Work instructions → A single number is wanted: how many lines of the data below include the string "badge"?
---
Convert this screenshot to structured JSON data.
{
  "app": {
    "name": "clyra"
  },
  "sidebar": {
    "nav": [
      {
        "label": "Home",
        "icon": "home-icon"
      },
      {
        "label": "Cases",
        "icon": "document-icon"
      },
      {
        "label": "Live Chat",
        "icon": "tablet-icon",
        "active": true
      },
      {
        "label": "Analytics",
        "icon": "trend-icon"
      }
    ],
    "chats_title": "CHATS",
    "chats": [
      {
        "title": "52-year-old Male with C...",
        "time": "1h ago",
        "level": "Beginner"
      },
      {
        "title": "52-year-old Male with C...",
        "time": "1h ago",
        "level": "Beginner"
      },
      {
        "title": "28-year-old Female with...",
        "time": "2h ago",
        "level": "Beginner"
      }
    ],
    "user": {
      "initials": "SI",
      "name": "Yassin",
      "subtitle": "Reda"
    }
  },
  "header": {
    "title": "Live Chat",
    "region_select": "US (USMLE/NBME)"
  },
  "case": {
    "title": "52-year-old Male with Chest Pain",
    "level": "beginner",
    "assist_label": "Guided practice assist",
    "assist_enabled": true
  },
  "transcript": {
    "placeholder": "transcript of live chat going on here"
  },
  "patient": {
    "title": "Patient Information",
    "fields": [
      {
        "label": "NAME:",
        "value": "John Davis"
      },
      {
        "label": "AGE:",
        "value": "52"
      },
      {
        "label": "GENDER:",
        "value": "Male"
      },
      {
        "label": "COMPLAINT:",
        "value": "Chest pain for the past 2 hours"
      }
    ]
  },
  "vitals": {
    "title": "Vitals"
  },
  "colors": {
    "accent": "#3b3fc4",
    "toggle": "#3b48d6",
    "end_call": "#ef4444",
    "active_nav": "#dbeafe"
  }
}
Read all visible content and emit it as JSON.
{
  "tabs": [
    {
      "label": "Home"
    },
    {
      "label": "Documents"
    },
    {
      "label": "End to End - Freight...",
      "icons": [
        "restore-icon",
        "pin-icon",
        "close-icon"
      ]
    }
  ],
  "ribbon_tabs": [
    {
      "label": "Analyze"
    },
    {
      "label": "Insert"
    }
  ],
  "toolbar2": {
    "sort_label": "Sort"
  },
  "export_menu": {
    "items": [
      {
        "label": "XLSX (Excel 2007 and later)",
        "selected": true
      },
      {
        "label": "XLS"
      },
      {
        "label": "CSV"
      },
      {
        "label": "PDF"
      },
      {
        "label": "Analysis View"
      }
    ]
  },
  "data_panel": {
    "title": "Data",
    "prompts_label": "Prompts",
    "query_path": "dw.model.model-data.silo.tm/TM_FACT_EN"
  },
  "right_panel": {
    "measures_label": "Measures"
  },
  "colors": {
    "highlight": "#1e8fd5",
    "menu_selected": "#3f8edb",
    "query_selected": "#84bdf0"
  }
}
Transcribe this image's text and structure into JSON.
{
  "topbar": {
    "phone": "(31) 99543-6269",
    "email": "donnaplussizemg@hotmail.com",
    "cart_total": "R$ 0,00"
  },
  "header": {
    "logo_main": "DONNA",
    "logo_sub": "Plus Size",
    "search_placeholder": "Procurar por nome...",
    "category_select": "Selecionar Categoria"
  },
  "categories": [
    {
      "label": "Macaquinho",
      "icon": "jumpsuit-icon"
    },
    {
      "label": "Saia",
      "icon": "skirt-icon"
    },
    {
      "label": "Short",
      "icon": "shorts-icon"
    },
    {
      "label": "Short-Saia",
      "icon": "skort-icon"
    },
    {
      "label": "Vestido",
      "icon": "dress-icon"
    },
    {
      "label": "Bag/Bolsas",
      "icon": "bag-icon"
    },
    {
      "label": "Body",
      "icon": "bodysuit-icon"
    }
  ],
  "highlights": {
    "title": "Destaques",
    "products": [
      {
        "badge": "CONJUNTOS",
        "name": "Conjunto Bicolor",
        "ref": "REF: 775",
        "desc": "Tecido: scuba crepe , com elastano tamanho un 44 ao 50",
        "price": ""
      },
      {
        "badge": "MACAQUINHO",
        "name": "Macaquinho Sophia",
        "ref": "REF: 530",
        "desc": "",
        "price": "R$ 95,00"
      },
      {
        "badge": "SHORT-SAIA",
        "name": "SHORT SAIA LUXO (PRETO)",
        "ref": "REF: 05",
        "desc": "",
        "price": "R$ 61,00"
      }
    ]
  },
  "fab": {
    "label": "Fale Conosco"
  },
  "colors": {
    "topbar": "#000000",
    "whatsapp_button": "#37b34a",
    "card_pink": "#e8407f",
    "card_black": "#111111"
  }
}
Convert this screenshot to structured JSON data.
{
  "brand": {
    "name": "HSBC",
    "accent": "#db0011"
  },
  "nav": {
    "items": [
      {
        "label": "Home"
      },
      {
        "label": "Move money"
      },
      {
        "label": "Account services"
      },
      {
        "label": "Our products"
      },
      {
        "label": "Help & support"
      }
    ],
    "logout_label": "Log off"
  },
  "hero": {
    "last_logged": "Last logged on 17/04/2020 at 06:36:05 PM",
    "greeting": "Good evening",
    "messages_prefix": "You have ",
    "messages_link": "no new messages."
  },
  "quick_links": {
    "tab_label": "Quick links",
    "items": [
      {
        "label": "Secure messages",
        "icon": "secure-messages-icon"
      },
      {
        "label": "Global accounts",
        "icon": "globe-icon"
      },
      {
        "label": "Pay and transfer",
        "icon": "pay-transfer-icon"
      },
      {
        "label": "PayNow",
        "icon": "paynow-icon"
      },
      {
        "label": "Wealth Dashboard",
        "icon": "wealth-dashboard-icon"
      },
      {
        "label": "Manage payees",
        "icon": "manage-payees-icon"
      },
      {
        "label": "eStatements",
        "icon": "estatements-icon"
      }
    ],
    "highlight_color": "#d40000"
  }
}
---
The answer → 3